In this study, we showed that BD is used commonly by anesthesiologists as an endpoint of resuscitation ( > 70% of respondents use BD at least "sometimes"). The absolute value of BD used by different clinicians for assessing was variable, and many clinicians indicated that the absolute BD value was not as important as the trend. In comparison, fewer of these same respondents used serum lactate as an endpoint of resuscitation. In this study, we have demonstrated that BD is not a suitable surrogate for hyperlactatemia. These data are consistent with our previous findings in critically ill patients[11
]. Moreover, our data indicate that the base deficit would often mislead the clinician as to the true serum lactate. We showed that the ROC area under the curve for BD to predict hyperlactatemia was 0.58 (0.50 is a coin toss); thus demonstrating the poor performance of BD as a surrogate for serum lactate (Figure ).

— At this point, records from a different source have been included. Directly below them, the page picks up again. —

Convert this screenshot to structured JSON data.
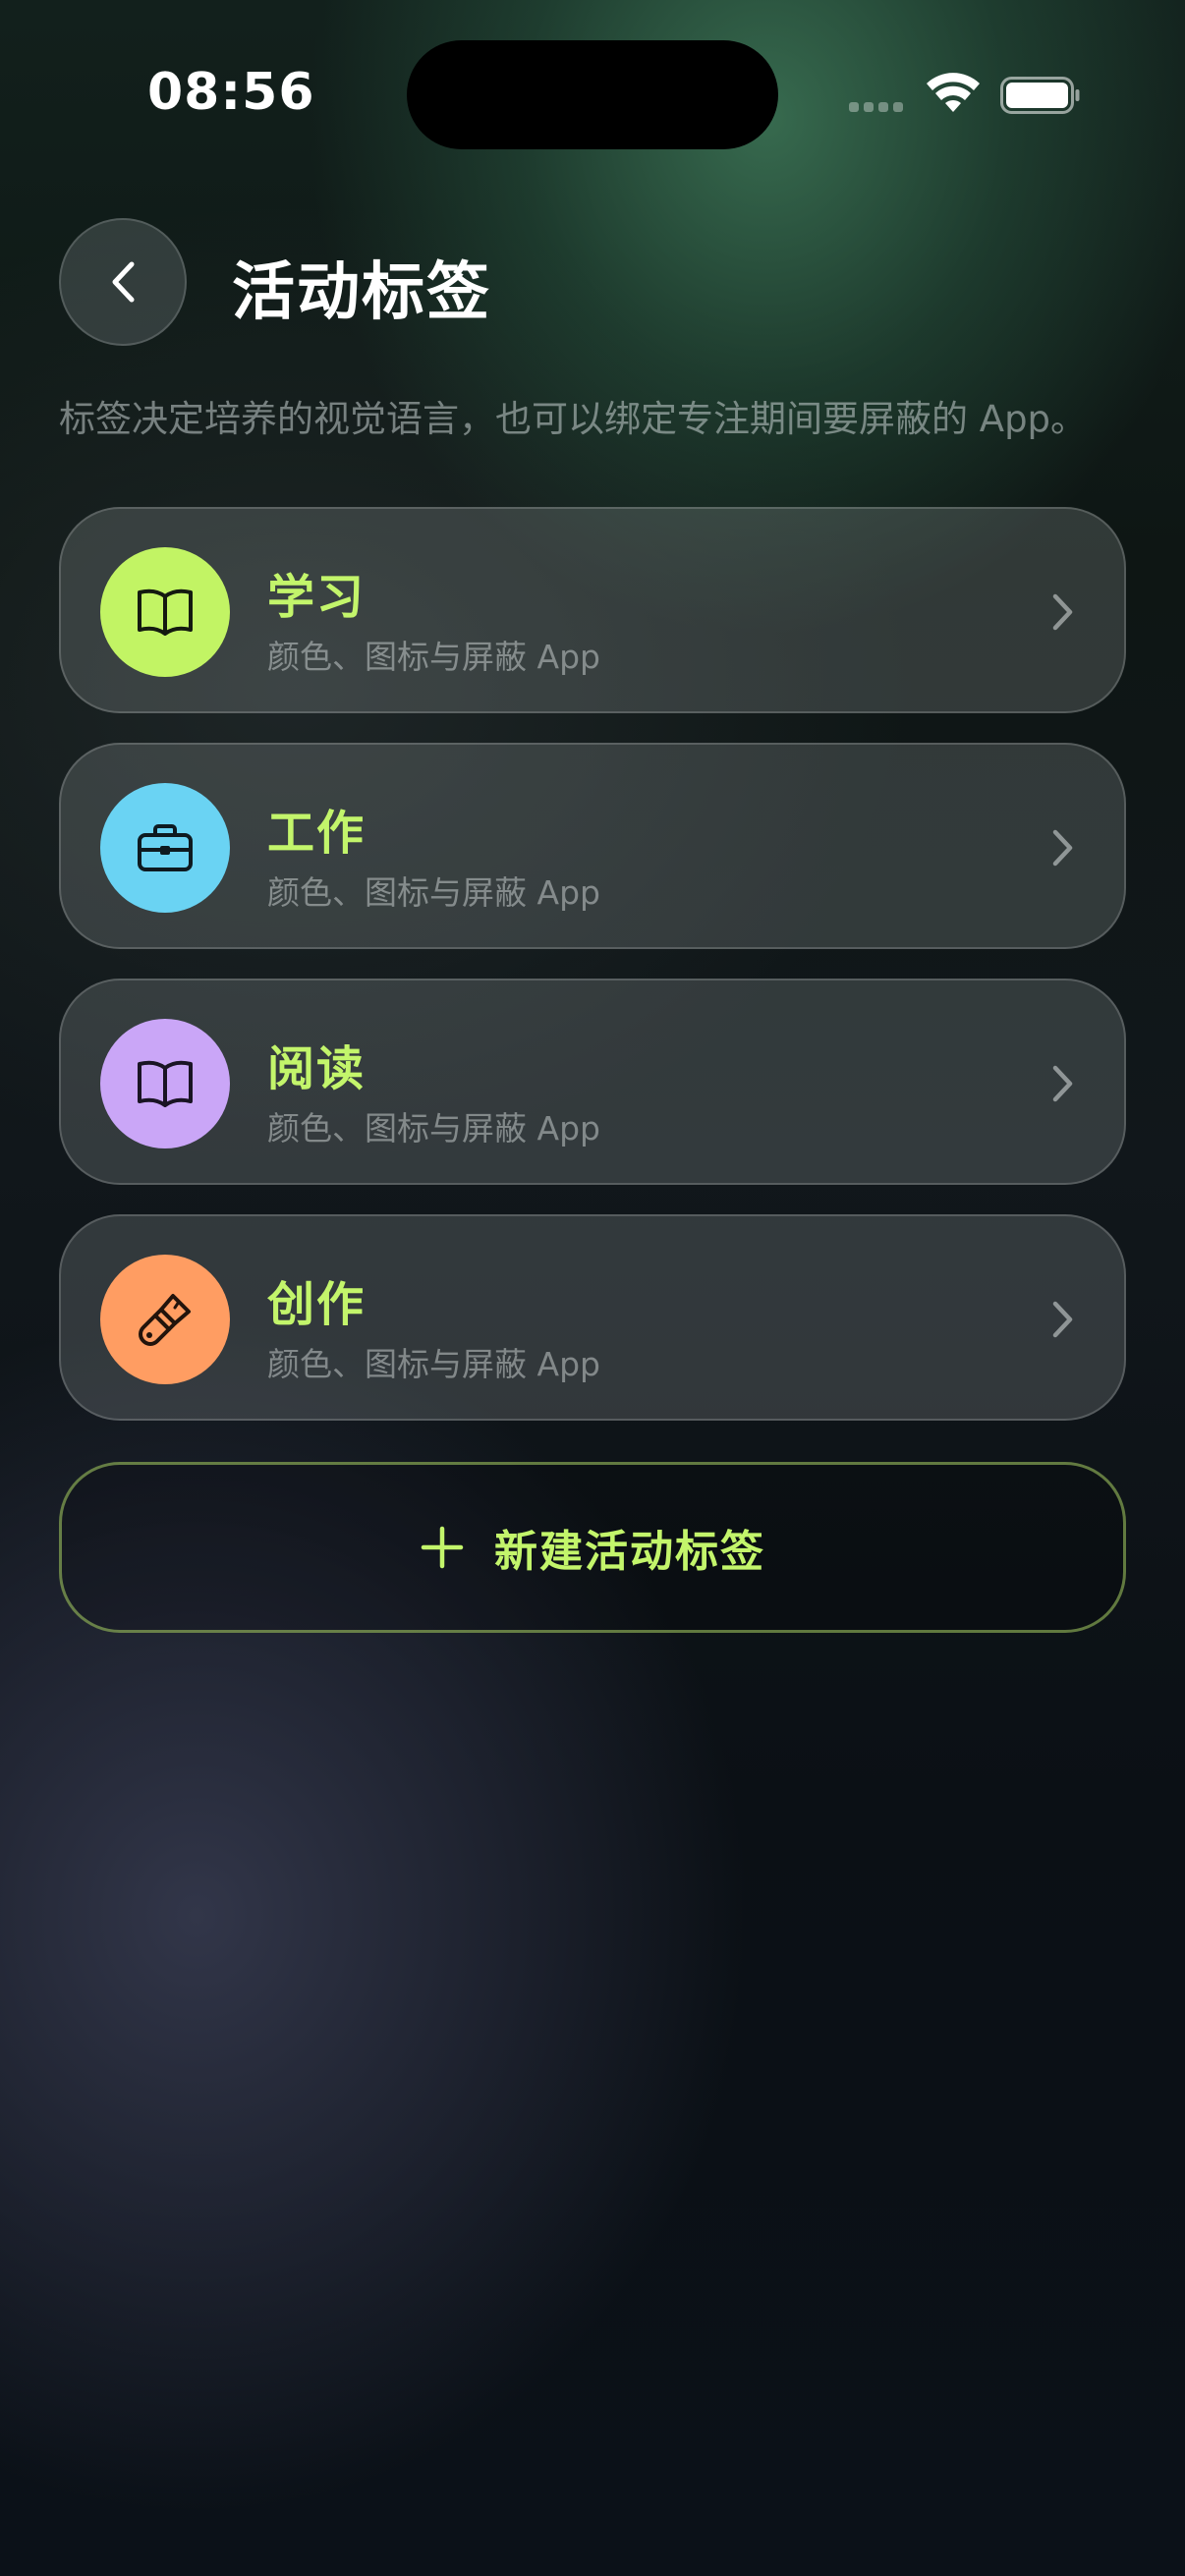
{
  "status_bar": {
    "time": "08:56",
    "signal_icon": "cellular-signal-icon",
    "wifi_icon": "wifi-icon",
    "battery_icon": "battery-icon"
  },
  "header": {
    "back_icon": "chevron-left-icon",
    "title": "活动标签",
    "subtitle": "标签决定培养的视觉语言，也可以绑定专注期间要屏蔽的 App。"
  },
  "tags": [
    {
      "name": "学习",
      "description": "颜色、图标与屏蔽 App",
      "icon": "book-icon",
      "color": "#c2f464"
    },
    {
      "name": "工作",
      "description": "颜色、图标与屏蔽 App",
      "icon": "briefcase-icon",
      "color": "#6ad3f3"
    },
    {
      "name": "阅读",
      "description": "颜色、图标与屏蔽 App",
      "icon": "book-icon",
      "color": "#caa6f7"
    },
    {
      "name": "创作",
      "description": "颜色、图标与屏蔽 App",
      "icon": "paintbrush-icon",
      "color": "#ff9d62"
    }
  ],
  "new_tag_button": {
    "icon": "plus-icon",
    "label": "新建活动标签"
  },
  "colors": {
    "accent": "#c3f56b"
  }
}
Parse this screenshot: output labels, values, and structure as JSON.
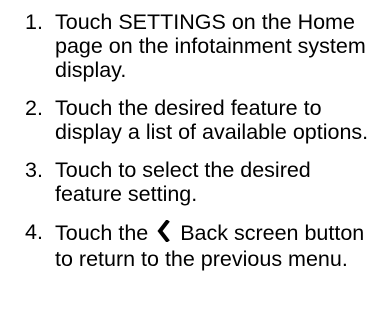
{
  "steps": [
    {
      "number": "1.",
      "text": "Touch SETTINGS on the Home page on the infotainment system display."
    },
    {
      "number": "2.",
      "text": "Touch the desired feature to display a list of available options."
    },
    {
      "number": "3.",
      "text": "Touch to select the desired feature setting."
    },
    {
      "number": "4.",
      "text_before": "Touch the",
      "icon": "back-chevron-icon",
      "text_after": "Back screen button to return to the previous menu."
    }
  ]
}
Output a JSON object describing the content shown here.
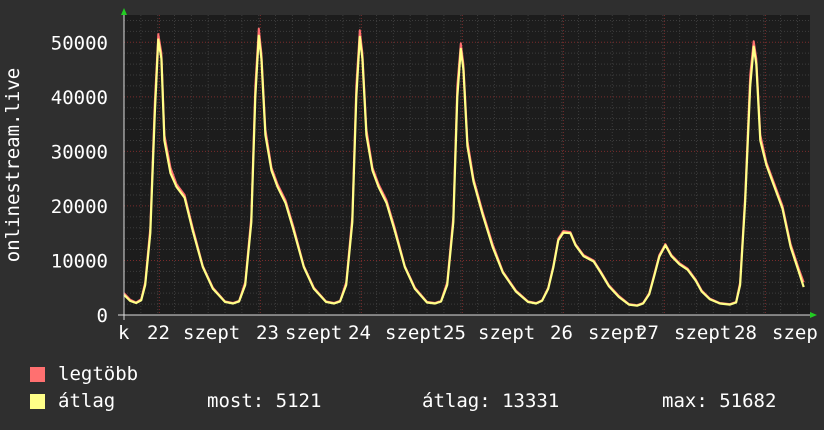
{
  "chart_data": {
    "type": "line",
    "ylabel": "onlinestream.live",
    "ylim": [
      0,
      55000
    ],
    "y_ticks": [
      0,
      10000,
      20000,
      30000,
      40000,
      50000
    ],
    "y_tick_labels": [
      "0",
      "10000",
      "20000",
      "30000",
      "40000",
      "50000"
    ],
    "x_tick_labels": [
      "k",
      "22",
      "szept",
      "23",
      "szept",
      "24",
      "szept",
      "25",
      "szept",
      "26",
      "szept",
      "27",
      "szept",
      "28",
      "szep"
    ],
    "grid": true,
    "colors": {
      "background": "#2f2f2f",
      "plot": "#1c1c1c",
      "grid_minor": "#3c3c3c",
      "grid_major": "#7a2b2b",
      "max_series": "#ff6f6f",
      "avg_series": "#ffff88",
      "axis_arrow": "#22cc22"
    },
    "series": [
      {
        "name": "legtöbb",
        "color": "#ff7070",
        "points": [
          [
            0,
            4000
          ],
          [
            0.06,
            2800
          ],
          [
            0.12,
            2300
          ],
          [
            0.17,
            2900
          ],
          [
            0.21,
            6000
          ],
          [
            0.26,
            16000
          ],
          [
            0.305,
            39000
          ],
          [
            0.34,
            51500
          ],
          [
            0.37,
            48000
          ],
          [
            0.4,
            33000
          ],
          [
            0.46,
            27000
          ],
          [
            0.52,
            24000
          ],
          [
            0.6,
            22000
          ],
          [
            0.68,
            16000
          ],
          [
            0.78,
            9000
          ],
          [
            0.88,
            5000
          ],
          [
            1,
            2500
          ],
          [
            1.08,
            2200
          ],
          [
            1.14,
            2600
          ],
          [
            1.2,
            6000
          ],
          [
            1.26,
            18000
          ],
          [
            1.3,
            42000
          ],
          [
            1.335,
            52500
          ],
          [
            1.36,
            48000
          ],
          [
            1.4,
            34000
          ],
          [
            1.46,
            27000
          ],
          [
            1.52,
            24000
          ],
          [
            1.6,
            21000
          ],
          [
            1.68,
            16000
          ],
          [
            1.78,
            9000
          ],
          [
            1.88,
            5000
          ],
          [
            2,
            2500
          ],
          [
            2.08,
            2200
          ],
          [
            2.14,
            2600
          ],
          [
            2.2,
            6000
          ],
          [
            2.26,
            18000
          ],
          [
            2.3,
            42000
          ],
          [
            2.335,
            52200
          ],
          [
            2.36,
            48000
          ],
          [
            2.4,
            34000
          ],
          [
            2.46,
            27000
          ],
          [
            2.52,
            24000
          ],
          [
            2.6,
            21000
          ],
          [
            2.68,
            16000
          ],
          [
            2.78,
            9000
          ],
          [
            2.88,
            5000
          ],
          [
            3,
            2400
          ],
          [
            3.08,
            2200
          ],
          [
            3.14,
            2600
          ],
          [
            3.2,
            6000
          ],
          [
            3.26,
            18000
          ],
          [
            3.3,
            42000
          ],
          [
            3.335,
            49800
          ],
          [
            3.36,
            46000
          ],
          [
            3.4,
            32000
          ],
          [
            3.46,
            25000
          ],
          [
            3.55,
            19000
          ],
          [
            3.65,
            13000
          ],
          [
            3.75,
            8000
          ],
          [
            3.88,
            4500
          ],
          [
            4,
            2500
          ],
          [
            4.08,
            2200
          ],
          [
            4.14,
            2700
          ],
          [
            4.2,
            5000
          ],
          [
            4.25,
            9000
          ],
          [
            4.3,
            14000
          ],
          [
            4.35,
            15400
          ],
          [
            4.42,
            15200
          ],
          [
            4.47,
            13000
          ],
          [
            4.55,
            11000
          ],
          [
            4.65,
            10000
          ],
          [
            4.72,
            8000
          ],
          [
            4.8,
            5500
          ],
          [
            4.9,
            3500
          ],
          [
            5,
            2000
          ],
          [
            5.08,
            1800
          ],
          [
            5.14,
            2200
          ],
          [
            5.2,
            4000
          ],
          [
            5.25,
            7500
          ],
          [
            5.3,
            11000
          ],
          [
            5.36,
            13000
          ],
          [
            5.42,
            11000
          ],
          [
            5.5,
            9500
          ],
          [
            5.58,
            8500
          ],
          [
            5.66,
            6500
          ],
          [
            5.72,
            4500
          ],
          [
            5.8,
            3000
          ],
          [
            5.9,
            2200
          ],
          [
            6,
            2000
          ],
          [
            6.06,
            2400
          ],
          [
            6.1,
            6000
          ],
          [
            6.15,
            22000
          ],
          [
            6.2,
            44000
          ],
          [
            6.235,
            50200
          ],
          [
            6.26,
            47000
          ],
          [
            6.3,
            33000
          ],
          [
            6.36,
            28000
          ],
          [
            6.44,
            24000
          ],
          [
            6.52,
            20000
          ],
          [
            6.6,
            13000
          ],
          [
            6.68,
            8500
          ],
          [
            6.73,
            6000
          ]
        ]
      },
      {
        "name": "átlag",
        "color": "#ffff88",
        "points": [
          [
            0,
            3700
          ],
          [
            0.06,
            2600
          ],
          [
            0.12,
            2200
          ],
          [
            0.17,
            2700
          ],
          [
            0.21,
            5500
          ],
          [
            0.26,
            15000
          ],
          [
            0.305,
            37000
          ],
          [
            0.34,
            50500
          ],
          [
            0.37,
            47000
          ],
          [
            0.4,
            32000
          ],
          [
            0.46,
            26000
          ],
          [
            0.52,
            23500
          ],
          [
            0.6,
            21500
          ],
          [
            0.68,
            15500
          ],
          [
            0.78,
            8800
          ],
          [
            0.88,
            4800
          ],
          [
            1,
            2400
          ],
          [
            1.08,
            2100
          ],
          [
            1.14,
            2500
          ],
          [
            1.2,
            5500
          ],
          [
            1.26,
            17000
          ],
          [
            1.3,
            40000
          ],
          [
            1.335,
            51200
          ],
          [
            1.36,
            47000
          ],
          [
            1.4,
            33000
          ],
          [
            1.46,
            26500
          ],
          [
            1.52,
            23500
          ],
          [
            1.6,
            20500
          ],
          [
            1.68,
            15500
          ],
          [
            1.78,
            8800
          ],
          [
            1.88,
            4800
          ],
          [
            2,
            2400
          ],
          [
            2.08,
            2100
          ],
          [
            2.14,
            2500
          ],
          [
            2.2,
            5500
          ],
          [
            2.26,
            17000
          ],
          [
            2.3,
            40000
          ],
          [
            2.335,
            51000
          ],
          [
            2.36,
            47000
          ],
          [
            2.4,
            33000
          ],
          [
            2.46,
            26500
          ],
          [
            2.52,
            23500
          ],
          [
            2.6,
            20500
          ],
          [
            2.68,
            15500
          ],
          [
            2.78,
            8800
          ],
          [
            2.88,
            4800
          ],
          [
            3,
            2300
          ],
          [
            3.08,
            2100
          ],
          [
            3.14,
            2500
          ],
          [
            3.2,
            5500
          ],
          [
            3.26,
            17000
          ],
          [
            3.3,
            40000
          ],
          [
            3.335,
            48800
          ],
          [
            3.36,
            45000
          ],
          [
            3.4,
            31000
          ],
          [
            3.46,
            24500
          ],
          [
            3.55,
            18500
          ],
          [
            3.65,
            12500
          ],
          [
            3.75,
            7800
          ],
          [
            3.88,
            4300
          ],
          [
            4,
            2400
          ],
          [
            4.08,
            2100
          ],
          [
            4.14,
            2600
          ],
          [
            4.2,
            4800
          ],
          [
            4.25,
            8700
          ],
          [
            4.3,
            13700
          ],
          [
            4.35,
            15100
          ],
          [
            4.42,
            15000
          ],
          [
            4.47,
            12800
          ],
          [
            4.55,
            10800
          ],
          [
            4.65,
            9800
          ],
          [
            4.72,
            7800
          ],
          [
            4.8,
            5300
          ],
          [
            4.9,
            3300
          ],
          [
            5,
            1900
          ],
          [
            5.08,
            1700
          ],
          [
            5.14,
            2100
          ],
          [
            5.2,
            3800
          ],
          [
            5.25,
            7200
          ],
          [
            5.3,
            10700
          ],
          [
            5.36,
            12800
          ],
          [
            5.42,
            10800
          ],
          [
            5.5,
            9300
          ],
          [
            5.58,
            8300
          ],
          [
            5.66,
            6300
          ],
          [
            5.72,
            4300
          ],
          [
            5.8,
            2900
          ],
          [
            5.9,
            2100
          ],
          [
            6,
            1900
          ],
          [
            6.06,
            2300
          ],
          [
            6.1,
            5500
          ],
          [
            6.15,
            21000
          ],
          [
            6.2,
            42000
          ],
          [
            6.235,
            49200
          ],
          [
            6.26,
            46000
          ],
          [
            6.3,
            32000
          ],
          [
            6.36,
            27500
          ],
          [
            6.44,
            23500
          ],
          [
            6.52,
            19500
          ],
          [
            6.6,
            12500
          ],
          [
            6.68,
            8000
          ],
          [
            6.73,
            5121
          ]
        ]
      }
    ]
  },
  "legend": {
    "max_label": "legtöbb",
    "avg_label": "átlag",
    "now_text": "most: 5121",
    "avg_text": "átlag: 13331",
    "max_text": "max: 51682"
  }
}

These results are not surprising given previous literature assessing the capacity of base deficit as a surrogate for resuscitation and serum lactate in the critical care and trauma setting. We have previously shown that BD is not reliable as a surrogate for serum lactate in critically ill patients[11
]. In addition BD has also been shown to be insensitive for detecting hyperlactatemia in surgical patients[18
]. In a study by Mikulaschek et al of trauma patients, resuscitation decisions would have been wrong 33-58% of the time if BD or anion gap had been used as the sole criterion rather than serum lactate concentration[16
]. Waters et al showed that in a study of surgical patients, elevations in BD without concomitant rise in lactate were attributed to hyperchloremia and were a manifestation of successful resuscitation rather than fluid deficit[19
]. Base deficit is useful as a surrogate for resuscitation so long as it is a result of hyperlactatemia, but if it is caused by a hyperchloremic acidosis due to saline loading this relationship becomes discongrous[10
]. In addition, base deficit as a surrogate for serum lactate can be confounded by renal dysfunction and ketoacidosis.
This study is the first to test this concept on patients undergoing general anesthesia in the operating room. These data are noteworthy because based on our survey results, clinicians routinely use BD as an endpoint of resuscitation. The assumptions underlying this physiology may be faulty in many patients because BD does not discriminate the cause of the acidosis. Since previous studies have shown that the accumulation of chloride from normal saline tends to increase the base deficit[10
], many patients in the peri-operative setting may receive more volume and blood product transfusions than they should because the BD is increasing due to the saline loading, and the clinician may incorrectly interpret this rising BD as an indication that the patient in under resuscitated. In this study, we were unable to show that the discrepancy between BD and serum lactate worsened with the amount of volume resuscitation or the duration of the case (Figure ). This is not surprising given the multitude of intra-operative activities that can affect acid base status ( e.g. resuscitation, saline from iv fluids, citrate from blood products, etc) However, since the level of agreement between BD and serum lactate was so poor at baseline, the effect would have had to be dramatic in order to detect it.